The first level of analysis should be to recognize that the international bankers were the best organized gangsters, the banksters, which captured control over the powers of governments, such that governments became the biggest forms of organized crime. The next level of analysis should be to recognize how and why that actually became the case, because that is what should lead to proposing and promoting genuinely better resolutions of the problems that arise because all human beings are living as reproducing gangs of robbers, in ways which are becoming more extremely unbalanced every day, in every way.

Here is a link to one of the easiest to understand presentations of how ENFORCED FRAUDS ARE SYMBOLIC ROBBERIES, as in the case of the way that the American Dollar is created out of nothing as debts by private banks, while the American government backs that up:


The Biggest Scam In The History Of Mankind

However, the relatively few people who begin to superficially understand that the global economy operates as organized crime tend to not engage in deeper analysis of how and why that IS the case. Rather, there is almost always a collapse back to the bullshit of false fundamental dichotomies and the related impossible ideals that are presented as the hackneyed basis for bogus "solutions."

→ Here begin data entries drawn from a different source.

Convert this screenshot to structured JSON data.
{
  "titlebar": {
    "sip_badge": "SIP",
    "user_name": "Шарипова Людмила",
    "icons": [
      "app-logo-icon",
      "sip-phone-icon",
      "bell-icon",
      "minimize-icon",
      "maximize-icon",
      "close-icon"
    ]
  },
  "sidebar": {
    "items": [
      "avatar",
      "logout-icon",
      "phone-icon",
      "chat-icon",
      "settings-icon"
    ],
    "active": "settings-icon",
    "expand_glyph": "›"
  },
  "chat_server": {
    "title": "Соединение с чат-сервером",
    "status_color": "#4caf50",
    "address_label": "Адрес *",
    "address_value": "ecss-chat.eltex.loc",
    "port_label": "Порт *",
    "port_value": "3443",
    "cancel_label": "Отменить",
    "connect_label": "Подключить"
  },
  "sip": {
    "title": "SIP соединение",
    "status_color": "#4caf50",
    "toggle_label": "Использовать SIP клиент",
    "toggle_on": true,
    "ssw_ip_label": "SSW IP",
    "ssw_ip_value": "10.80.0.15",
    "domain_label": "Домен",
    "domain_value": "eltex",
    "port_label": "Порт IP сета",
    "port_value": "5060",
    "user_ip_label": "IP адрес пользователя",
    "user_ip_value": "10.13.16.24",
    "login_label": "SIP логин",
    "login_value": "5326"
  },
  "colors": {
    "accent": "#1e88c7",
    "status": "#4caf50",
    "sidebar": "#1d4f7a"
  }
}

Events where the ruling classes meet tend to rub in our faces the basic social facts that systems based on enforcing frauds are operated by the best available professional hypocrites. AGAIN, I emphasize that realistic resolutions of the real problems would require enough people not only understanding global economy as organized crime, but also, enough people understanding how and why that was necessary.

In reply to by whether underground

RedBaron616 JRobby Mon, 01/22/2018 - 20:43 Permalink

Nonsense. You talk like a socialist. Someone has more than I do. Waaa!  Waaa! Try saving money instead of spending every dollar you make. Eat at home. Don't buy the latest $1,000 smartphone. I have had only one smartphone, it cost $300, and it is going on its 4 year! I also drive used cars. Much less depreciation and I bought it outright. I owe no one for it. You whiners go buy a new car with a 6 or 7 year loan. Cry me a river.

In reply to by JRobby

Jtrillian RedBaron616 Mon, 01/22/2018 - 20:59 Permalink

The tree of liberty must be refreshed from time to time with the blood of patriots and tyrants.” - Thomas Jefferson

Your saying that while the market is at all time historic highs and massively overbought.  Let's revisit this when the next market downturn arrives (if ever). 

You are correct that lots of innocent people die.  That is the price people must pay for their apathy and complacency.  Never forget... all evil needs to succeed is for GOOD PEOPLE to remain silent.  People have remained silent for too long and now we are living in a McCarthiest/Orwellian society and it is advancing at a rapid pace. 

You say that all people have to do is work hard.  For some people you are correct.  But I know plenty of people who work harder than most and they barely get by.  It wasn't always that way.  We now live in a society where 60 hours is the new 40 and many households have both spouses working just to get by when it used to be one spouse working, they didn't need a college education, AND they still lived pretty well.  Understand that tyranny is tenacious and patient.  It often takes hold quietly over the decades/generations. 

It's dangerous thinking when you imply "it's not that bad".  You are trying to rationalize a society that is in serious decline (not so if  all you pay attention to is the DOW).  Make sure you take a step back and assess if that warm bath you are taking isn't a pot being turned up to a boil (see the boiled frog parable). 

One final note.  I do not look forward to what comes next.  I realize better than most that any revolution would create a power vacuum and there are more than a few special interests who would be more than happy to step in and replace the current government with their own form of tyrannical rule. Revolutions do not guarantee progress.  We were truly fortunate (and very lucky) to have the nation that our forefathers created.  Unfortunately, the same cannot be said today.

In reply to by RedBaron616

PGR88 Mon, 01/22/2018 - 16:53 Permalink


first handlers of newly printed money will always reap the outsized rewards from it. That's been known since the early 18th century.